**EXERCISE**
Return the records below word for word.
>>
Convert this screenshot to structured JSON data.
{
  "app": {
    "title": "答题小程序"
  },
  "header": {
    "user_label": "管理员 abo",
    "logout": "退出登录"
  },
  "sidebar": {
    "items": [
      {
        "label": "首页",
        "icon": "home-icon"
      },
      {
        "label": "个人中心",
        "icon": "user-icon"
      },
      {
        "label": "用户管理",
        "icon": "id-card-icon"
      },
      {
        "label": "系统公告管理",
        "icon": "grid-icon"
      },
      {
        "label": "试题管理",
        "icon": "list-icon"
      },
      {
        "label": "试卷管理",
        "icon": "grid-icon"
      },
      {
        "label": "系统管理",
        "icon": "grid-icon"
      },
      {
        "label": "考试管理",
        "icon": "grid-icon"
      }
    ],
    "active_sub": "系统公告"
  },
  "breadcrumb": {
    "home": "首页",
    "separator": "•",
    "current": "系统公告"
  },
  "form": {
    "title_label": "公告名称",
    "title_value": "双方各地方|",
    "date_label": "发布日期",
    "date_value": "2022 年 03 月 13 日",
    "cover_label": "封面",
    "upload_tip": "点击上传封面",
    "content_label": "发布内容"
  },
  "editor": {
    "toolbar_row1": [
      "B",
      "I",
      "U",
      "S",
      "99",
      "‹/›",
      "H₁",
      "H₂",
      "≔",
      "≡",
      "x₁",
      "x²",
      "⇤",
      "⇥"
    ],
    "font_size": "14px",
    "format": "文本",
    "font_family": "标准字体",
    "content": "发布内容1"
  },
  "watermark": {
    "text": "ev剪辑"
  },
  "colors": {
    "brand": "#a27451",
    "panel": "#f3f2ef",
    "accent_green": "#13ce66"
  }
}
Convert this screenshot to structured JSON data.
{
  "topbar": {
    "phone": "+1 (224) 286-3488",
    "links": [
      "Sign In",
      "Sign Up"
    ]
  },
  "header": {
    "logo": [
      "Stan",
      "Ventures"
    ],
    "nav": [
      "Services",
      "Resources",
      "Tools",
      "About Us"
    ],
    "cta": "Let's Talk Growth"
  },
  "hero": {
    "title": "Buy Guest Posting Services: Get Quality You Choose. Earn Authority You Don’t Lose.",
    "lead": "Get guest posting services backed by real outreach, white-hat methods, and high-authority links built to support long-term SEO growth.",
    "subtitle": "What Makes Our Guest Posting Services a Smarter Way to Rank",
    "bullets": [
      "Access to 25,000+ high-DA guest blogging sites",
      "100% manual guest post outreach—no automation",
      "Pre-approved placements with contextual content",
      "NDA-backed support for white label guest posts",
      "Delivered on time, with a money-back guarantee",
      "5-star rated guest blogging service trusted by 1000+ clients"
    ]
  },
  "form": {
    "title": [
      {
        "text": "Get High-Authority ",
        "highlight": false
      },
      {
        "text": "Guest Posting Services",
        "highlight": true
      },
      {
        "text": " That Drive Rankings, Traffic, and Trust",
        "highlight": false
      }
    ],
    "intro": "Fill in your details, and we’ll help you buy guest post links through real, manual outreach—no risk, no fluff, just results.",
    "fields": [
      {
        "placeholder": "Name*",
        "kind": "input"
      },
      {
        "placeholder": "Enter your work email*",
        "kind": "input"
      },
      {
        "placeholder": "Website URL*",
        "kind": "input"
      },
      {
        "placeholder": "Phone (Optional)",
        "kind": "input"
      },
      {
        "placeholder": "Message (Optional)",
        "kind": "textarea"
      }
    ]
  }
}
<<
**RESPONSE AREA**
Convert this screenshot to structured JSON data.
{
  "app": {
    "title": "答题小程序"
  },
  "header": {
    "user_label": "管理员 abo",
    "logout": "退出登录"
  },
  "sidebar": {
    "items": [
      {
        "label": "首页",
        "icon": "home-icon"
      },
      {
        "label": "个人中心",
        "icon": "user-icon"
      },
      {
        "label": "用户管理",
        "icon": "id-card-icon"
      },
      {
        "label": "系统公告管理",
        "icon": "grid-icon"
      },
      {
        "label": "试题管理",
        "icon": "list-icon"
      },
      {
        "label": "试卷管理",
        "icon": "grid-icon"
      },
      {
        "label": "系统管理",
        "icon": "grid-icon"
      },
      {
        "label": "考试管理",
        "icon": "grid-icon"
      }
    ],
    "active_sub": "系统公告"
  },
  "breadcrumb": {
    "home": "首页",
    "separator": "•",
    "current": "系统公告"
  },
  "form": {
    "title_label": "公告名称",
    "title_value": "双方各地方|",
    "date_label": "发布日期",
    "date_value": "2022 年 03 月 13 日",
    "cover_label": "封面",
    "upload_tip": "点击上传封面",
    "content_label": "发布内容"
  },
  "editor": {
    "toolbar_row1": [
      "B",
      "I",
      "U",
      "S",
      "99",
      "‹/›",
      "H₁",
      "H₂",
      "≔",
      "≡",
      "x₁",
      "x²",
      "⇤",
      "⇥"
    ],
    "font_size": "14px",
    "format": "文本",
    "font_family": "标准字体",
    "content": "发布内容1"
  },
  "watermark": {
    "text": "ev剪辑"
  },
  "colors": {
    "brand": "#a27451",
    "panel": "#f3f2ef",
    "accent_green": "#13ce66"
  }
}
Convert this screenshot to structured JSON data.
{
  "topbar": {
    "phone": "+1 (224) 286-3488",
    "links": [
      "Sign In",
      "Sign Up"
    ]
  },
  "header": {
    "logo": [
      "Stan",
      "Ventures"
    ],
    "nav": [
      "Services",
      "Resources",
      "Tools",
      "About Us"
    ],
    "cta": "Let's Talk Growth"
  },
  "hero": {
    "title": "Buy Guest Posting Services: Get Quality You Choose. Earn Authority You Don’t Lose.",
    "lead": "Get guest posting services backed by real outreach, white-hat methods, and high-authority links built to support long-term SEO growth.",
    "subtitle": "What Makes Our Guest Posting Services a Smarter Way to Rank",
    "bullets": [
      "Access to 25,000+ high-DA guest blogging sites",
      "100% manual guest post outreach—no automation",
      "Pre-approved placements with contextual content",
      "NDA-backed support for white label guest posts",
      "Delivered on time, with a money-back guarantee",
      "5-star rated guest blogging service trusted by 1000+ clients"
    ]
  },
  "form": {
    "title": [
      {
        "text": "Get High-Authority ",
        "highlight": false
      },
      {
        "text": "Guest Posting Services",
        "highlight": true
      },
      {
        "text": " That Drive Rankings, Traffic, and Trust",
        "highlight": false
      }
    ],
    "intro": "Fill in your details, and we’ll help you buy guest post links through real, manual outreach—no risk, no fluff, just results.",
    "fields": [
      {
        "placeholder": "Name*",
        "kind": "input"
      },
      {
        "placeholder": "Enter your work email*",
        "kind": "input"
      },
      {
        "placeholder": "Website URL*",
        "kind": "input"
      },
      {
        "placeholder": "Phone (Optional)",
        "kind": "input"
      },
      {
        "placeholder": "Message (Optional)",
        "kind": "textarea"
      }
    ]
  }
}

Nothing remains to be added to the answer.